Blogger’s Note: On July 24, 2008, I wrote a blog in the wake of an incident in which an illegal immigrant died of injuries suffered in a fight with a group of teenagers in Shenandoah just a few days earlier. I reran the blog on Oct. 13, 2010, in light of a federal trial of two of the teens, who were eventually convicted and sentenced on hate crime charges.

With racial tensions rising yet again in our nation, I feel compelled to share this blog again, with some slight modifications.

The beating death incident in Shenandoah is a huge topic on the REPUBLICAN Herald’s website. All you have to do is take a look at the number of comments listed under each story dealing with the tragedy.

Many say that what happened had to do with race. Other say it was a fight gone wrong. Nevertheless, the subject of race is apparently the talk of the region.

A co-worker was at lunch the other day and heard someone talking about the Shenandoah incident. During the gist of the conversation it was said that racism isn’t something you’re born with, it’s learned.

That said, three things come to mind.

Over the weekend, the Disney movie “Remember the Titans (2000)” was on the ABC Family network. Based on a true story, the movie details the 1971 T.C. Williams High School football team in Alexandria, Virginia. The school was integrated that year with black and white students. This included the appointment of Herman Boone, who is black, as head coach and his predecessor Bill Yoast, who is white, as his assistant. Eventually the team comes together, finishing with an undefeated season and winning the state title. (Coach Boone passed away in December 2019 at the age of 84 and Coach Yoast died in May 2019 at the age of 94.)

I have the movie on DVD, but tuned in mid-way through the network’s production. When the scene showing protesters outside the school building on the first day of school appeared, my 4-year-old daughter asked me why the people were shouting at the students. I told her it was because some people did not want black and white students going to school together.

I explained to her that many years ago students of different colors went to separate schools. Her little eyebrows lifted in surprise. No wonder — she attends day care with children of other races and it’s nothing out of the ordinary for her. I told her that today, children from different backgrounds go to school together.

I am trying to teach my daughter to be confident in herself yet tolerant of others. We all might look different on the outside, but we’re really all the same on the inside.

This brings the second thing to mind when it comes to racism being learned — a song by country singer Martina McBride called “In My Daughter’s Eyes.” The second verse says, in part, “In my daughter’s eyes, everyone is equal. Darkness turns to light, and the world is at peace. …”

Children see the world in such an innocent way. From a little one’s perspective, as the song says, everyone is equal. The differences aren’t seen.

Children are impressionable, however, and they learn what they live — which brings the third thing to mind. It is a poem by Dorothy Law Nolte, Ph.D., titled “Children Learn What They Live.” She said if children live with certain qualities, then they learn the things associated with them.

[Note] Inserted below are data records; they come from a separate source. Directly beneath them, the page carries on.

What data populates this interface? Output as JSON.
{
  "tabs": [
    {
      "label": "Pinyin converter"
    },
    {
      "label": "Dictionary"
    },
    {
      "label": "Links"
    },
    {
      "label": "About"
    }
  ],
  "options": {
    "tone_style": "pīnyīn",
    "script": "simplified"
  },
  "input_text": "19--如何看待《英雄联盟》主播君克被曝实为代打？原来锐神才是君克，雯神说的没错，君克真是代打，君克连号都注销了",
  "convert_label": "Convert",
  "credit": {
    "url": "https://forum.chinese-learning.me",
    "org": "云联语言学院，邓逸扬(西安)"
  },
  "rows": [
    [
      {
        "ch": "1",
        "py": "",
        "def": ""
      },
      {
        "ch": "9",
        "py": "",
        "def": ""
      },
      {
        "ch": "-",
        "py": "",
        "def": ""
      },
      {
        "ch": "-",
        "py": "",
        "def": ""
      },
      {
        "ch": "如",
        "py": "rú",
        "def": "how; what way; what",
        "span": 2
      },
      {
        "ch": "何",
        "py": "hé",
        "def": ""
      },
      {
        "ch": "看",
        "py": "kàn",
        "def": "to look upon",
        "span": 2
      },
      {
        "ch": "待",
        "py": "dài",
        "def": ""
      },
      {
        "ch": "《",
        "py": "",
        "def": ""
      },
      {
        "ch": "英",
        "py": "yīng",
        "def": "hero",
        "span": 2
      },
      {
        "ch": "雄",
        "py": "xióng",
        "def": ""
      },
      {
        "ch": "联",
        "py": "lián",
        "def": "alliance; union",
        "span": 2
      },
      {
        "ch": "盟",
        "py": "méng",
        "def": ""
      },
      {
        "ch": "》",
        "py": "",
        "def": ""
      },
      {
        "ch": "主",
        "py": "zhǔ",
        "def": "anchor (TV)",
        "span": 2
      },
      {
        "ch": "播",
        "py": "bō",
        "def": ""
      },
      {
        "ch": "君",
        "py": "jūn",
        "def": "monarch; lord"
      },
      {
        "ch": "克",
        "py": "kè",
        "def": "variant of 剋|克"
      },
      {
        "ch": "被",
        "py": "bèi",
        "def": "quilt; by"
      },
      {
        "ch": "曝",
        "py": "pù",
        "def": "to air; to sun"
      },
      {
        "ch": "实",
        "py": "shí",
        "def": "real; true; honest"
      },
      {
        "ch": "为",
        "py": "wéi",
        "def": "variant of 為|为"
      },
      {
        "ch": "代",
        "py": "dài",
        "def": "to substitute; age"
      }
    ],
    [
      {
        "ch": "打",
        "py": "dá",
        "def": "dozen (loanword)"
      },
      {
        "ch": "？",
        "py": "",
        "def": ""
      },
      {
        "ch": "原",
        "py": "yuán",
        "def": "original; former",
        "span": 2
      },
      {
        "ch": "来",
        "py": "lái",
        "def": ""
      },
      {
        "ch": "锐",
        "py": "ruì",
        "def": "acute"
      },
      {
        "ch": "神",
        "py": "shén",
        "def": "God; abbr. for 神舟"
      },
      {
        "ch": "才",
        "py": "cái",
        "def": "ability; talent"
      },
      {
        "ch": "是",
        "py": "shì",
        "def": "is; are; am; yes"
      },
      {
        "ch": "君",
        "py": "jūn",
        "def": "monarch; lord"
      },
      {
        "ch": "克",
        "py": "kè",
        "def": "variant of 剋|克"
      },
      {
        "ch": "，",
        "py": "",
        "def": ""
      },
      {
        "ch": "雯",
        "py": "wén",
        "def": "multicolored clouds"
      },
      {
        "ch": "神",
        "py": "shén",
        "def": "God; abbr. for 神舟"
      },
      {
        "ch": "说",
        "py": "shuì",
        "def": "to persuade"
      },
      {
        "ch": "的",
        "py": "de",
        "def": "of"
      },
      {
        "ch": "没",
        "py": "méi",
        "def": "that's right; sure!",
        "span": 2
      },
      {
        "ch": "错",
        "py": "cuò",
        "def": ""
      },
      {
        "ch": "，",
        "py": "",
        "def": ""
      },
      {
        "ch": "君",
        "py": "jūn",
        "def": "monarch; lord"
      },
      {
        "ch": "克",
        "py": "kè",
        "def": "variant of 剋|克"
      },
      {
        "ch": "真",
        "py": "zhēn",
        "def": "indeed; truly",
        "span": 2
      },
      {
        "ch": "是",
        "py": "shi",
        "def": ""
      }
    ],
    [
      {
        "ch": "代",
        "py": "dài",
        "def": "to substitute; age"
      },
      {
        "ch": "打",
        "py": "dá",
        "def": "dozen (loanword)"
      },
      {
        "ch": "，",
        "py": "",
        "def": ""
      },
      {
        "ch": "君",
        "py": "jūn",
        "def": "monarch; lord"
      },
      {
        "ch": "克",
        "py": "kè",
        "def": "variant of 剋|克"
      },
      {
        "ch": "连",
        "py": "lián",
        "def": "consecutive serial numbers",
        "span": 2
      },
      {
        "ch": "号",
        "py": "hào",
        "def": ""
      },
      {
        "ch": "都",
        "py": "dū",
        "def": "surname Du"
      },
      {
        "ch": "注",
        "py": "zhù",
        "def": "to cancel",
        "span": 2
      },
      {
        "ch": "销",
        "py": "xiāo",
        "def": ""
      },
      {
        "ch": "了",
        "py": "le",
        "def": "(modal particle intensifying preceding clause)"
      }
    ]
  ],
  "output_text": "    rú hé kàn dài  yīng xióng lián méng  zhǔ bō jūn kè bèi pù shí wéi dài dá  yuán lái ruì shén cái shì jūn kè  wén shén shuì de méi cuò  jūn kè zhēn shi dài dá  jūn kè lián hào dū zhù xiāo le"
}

My mother received a decorative plate with this poem on it when my youngest sister was born, and when Amber was born, a great-aunt gave me a framed copy of it.

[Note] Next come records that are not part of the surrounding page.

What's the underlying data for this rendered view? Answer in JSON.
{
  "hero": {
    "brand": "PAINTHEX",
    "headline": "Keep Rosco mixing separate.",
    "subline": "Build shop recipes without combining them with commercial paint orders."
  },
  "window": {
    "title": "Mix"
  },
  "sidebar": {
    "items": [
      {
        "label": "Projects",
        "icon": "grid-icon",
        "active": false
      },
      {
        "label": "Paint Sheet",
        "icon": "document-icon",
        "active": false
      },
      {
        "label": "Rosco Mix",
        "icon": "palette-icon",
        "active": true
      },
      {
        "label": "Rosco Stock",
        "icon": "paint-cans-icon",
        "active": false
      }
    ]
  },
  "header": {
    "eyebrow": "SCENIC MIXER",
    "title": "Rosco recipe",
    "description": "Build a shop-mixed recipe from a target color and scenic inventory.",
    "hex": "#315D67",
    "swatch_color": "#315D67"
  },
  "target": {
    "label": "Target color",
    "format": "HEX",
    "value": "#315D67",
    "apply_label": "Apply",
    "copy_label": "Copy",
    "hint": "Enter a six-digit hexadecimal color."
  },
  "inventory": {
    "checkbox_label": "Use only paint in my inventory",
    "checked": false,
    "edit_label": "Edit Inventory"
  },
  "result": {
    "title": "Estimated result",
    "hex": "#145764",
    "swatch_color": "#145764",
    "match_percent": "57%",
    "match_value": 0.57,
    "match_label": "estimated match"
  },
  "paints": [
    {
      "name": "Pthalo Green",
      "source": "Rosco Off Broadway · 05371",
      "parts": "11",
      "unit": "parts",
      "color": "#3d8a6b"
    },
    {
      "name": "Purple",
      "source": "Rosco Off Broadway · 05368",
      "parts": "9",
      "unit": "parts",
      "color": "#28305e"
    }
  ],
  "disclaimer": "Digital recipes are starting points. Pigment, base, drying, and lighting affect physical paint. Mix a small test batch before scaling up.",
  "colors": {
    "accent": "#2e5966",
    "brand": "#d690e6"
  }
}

The poem is shared below. I believe in its words, and I still do to this day. Let’s see if you do.


By Dorothy Law Nolte, Ph.D.

If children live with criticism, they learn to condemn.

If children live with hostility, they learn to fight.

If children live with fear, they learn to be apprehensive.

If children live with pity, they learn to feel sorry for themselves.

If children live with ridicule, they learn to feel shy.

If children live with jealousy, they learn to feel envy.

If children live with shame, they learn to feel guilty.

If children live with encouragement, they learn confidence.

If children live with tolerance, they learn patience.

If children live with praise, they learn appreciation.

If children live with acceptance, they learn to love.

If children live with approval, they learn to like themselves.

If children live with recognition, they learn it is good to have a goal.

If children live with sharing, they learn generosity.

If children live with honesty, they learn truthfulness.

If children live with fairness, they learn justice.

If children live with kindness and consideration, they learn respect.

If children live with security, they learn to have faith in themselves and in those about them.

If children live with friendliness, they learn the world is a nice place in which to live.